And it isn't likely to end there. I'm expecting every unhealthy business to trot out the saddest face and confess earnings shortfalls in the next couple weeks. And at the head of their list of excuses will be the economic fallout of September 11th. Whatever skeletons were hidden in the closet will be dragged out and labeled as collateral damage of terrorism in hopes that investors will allow them to use the disaster as a "Get out of Jail FREE Card". The bottom line is that this earnings season is likely to be a fiasco, and smart CEOs will lump as much of the bad news into this quarter in hopes that things will look better (at least on a comparative basis) next quarter.
Markets are likely to be fairly quiet again tomorrow ahead of the announced results of the FOMC meeting, due to be released at 2:15pm ET. The prudent approach will be to wait for the volatility immediately following the announcement to die down before initiating any new positions, and then let the market's direction be your guide. Remember that the oversold condition has been largely alleviated, and with earnings warnings continuing to flow at a record pace, my money would be on puts following the Fed's decision.
Even though the VIX is still above 30 (actually 34.78), its daily chart is looking very oversold and due to reverse. I expect the associated market decline to initiate the process of completing a double bottom as we retest the lows of last month. Then we should have a decent base from which we can launch the next sustained bullish move. For eager bulls, I offer this advice -- Patience is a virtue!
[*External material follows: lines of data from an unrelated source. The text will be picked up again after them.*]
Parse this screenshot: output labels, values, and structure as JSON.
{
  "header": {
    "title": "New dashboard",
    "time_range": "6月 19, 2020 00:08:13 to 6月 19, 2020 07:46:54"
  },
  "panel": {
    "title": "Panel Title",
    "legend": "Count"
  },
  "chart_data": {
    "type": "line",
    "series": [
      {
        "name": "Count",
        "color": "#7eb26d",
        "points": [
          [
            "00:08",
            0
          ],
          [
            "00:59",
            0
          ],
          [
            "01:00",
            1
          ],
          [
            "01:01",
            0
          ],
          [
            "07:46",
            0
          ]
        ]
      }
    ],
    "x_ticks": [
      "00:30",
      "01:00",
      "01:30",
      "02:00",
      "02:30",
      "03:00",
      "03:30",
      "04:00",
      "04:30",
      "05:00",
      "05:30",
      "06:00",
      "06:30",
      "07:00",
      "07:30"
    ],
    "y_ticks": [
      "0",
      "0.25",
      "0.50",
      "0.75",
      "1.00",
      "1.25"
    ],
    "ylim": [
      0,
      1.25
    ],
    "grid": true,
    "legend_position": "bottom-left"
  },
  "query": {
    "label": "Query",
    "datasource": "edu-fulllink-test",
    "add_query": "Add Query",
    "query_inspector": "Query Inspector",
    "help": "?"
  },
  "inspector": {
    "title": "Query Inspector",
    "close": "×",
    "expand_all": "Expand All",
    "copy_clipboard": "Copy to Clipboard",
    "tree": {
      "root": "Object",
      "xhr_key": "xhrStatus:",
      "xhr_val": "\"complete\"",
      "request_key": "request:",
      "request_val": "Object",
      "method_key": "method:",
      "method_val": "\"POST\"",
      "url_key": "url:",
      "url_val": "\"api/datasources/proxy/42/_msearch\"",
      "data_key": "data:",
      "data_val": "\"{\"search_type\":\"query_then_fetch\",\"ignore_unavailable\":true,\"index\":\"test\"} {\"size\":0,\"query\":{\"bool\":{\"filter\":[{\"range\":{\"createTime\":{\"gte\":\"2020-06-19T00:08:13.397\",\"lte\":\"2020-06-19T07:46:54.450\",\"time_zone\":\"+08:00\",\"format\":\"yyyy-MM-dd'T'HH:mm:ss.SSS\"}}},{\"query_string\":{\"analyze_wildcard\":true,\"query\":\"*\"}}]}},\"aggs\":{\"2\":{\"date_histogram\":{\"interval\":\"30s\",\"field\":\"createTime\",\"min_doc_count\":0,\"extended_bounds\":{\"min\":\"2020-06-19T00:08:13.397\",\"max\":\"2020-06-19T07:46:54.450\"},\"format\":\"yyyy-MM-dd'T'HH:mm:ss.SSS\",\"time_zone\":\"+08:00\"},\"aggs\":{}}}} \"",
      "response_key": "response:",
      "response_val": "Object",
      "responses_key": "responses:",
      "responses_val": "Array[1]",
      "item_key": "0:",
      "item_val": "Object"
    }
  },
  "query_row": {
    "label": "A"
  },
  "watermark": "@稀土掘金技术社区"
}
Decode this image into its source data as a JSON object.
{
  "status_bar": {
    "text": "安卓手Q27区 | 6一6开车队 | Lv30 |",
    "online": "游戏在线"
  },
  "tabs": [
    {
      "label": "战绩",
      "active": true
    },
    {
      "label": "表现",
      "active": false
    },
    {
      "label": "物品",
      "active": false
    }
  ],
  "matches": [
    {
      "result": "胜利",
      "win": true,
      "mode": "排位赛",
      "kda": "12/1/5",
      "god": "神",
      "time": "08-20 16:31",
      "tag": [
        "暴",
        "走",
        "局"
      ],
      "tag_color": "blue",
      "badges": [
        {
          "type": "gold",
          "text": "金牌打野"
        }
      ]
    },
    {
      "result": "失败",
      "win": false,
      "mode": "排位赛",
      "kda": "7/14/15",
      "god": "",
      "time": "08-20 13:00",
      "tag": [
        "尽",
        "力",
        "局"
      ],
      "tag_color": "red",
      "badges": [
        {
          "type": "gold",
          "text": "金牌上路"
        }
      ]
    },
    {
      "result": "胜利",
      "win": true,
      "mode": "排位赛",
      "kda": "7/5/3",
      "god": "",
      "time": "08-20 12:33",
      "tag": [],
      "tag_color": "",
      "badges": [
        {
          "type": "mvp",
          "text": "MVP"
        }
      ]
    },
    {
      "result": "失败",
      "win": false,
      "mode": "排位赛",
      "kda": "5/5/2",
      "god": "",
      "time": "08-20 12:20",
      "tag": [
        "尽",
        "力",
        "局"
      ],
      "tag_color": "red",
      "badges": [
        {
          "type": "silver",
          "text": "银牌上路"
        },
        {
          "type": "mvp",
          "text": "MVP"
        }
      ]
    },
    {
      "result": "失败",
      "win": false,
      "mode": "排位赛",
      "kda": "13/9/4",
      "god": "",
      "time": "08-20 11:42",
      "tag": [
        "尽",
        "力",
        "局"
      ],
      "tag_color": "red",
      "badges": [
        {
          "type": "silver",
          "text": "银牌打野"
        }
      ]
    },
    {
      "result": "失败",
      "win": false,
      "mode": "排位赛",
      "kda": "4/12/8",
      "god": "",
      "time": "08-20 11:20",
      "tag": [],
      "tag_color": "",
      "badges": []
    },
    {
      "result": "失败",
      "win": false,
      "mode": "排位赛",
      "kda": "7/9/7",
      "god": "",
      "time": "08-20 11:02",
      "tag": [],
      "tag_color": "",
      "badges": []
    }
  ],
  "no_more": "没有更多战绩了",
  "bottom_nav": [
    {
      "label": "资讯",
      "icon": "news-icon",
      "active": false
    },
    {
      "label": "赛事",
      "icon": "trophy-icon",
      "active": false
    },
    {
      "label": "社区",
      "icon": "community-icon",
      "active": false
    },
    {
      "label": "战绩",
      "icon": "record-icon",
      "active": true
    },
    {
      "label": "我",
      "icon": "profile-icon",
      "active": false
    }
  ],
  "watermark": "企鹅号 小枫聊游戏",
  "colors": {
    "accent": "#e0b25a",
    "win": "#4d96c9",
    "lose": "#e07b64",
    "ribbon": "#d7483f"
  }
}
Capital preservation is key in these uncertain markets, so trade only when the risk/reward ratio is in your favor.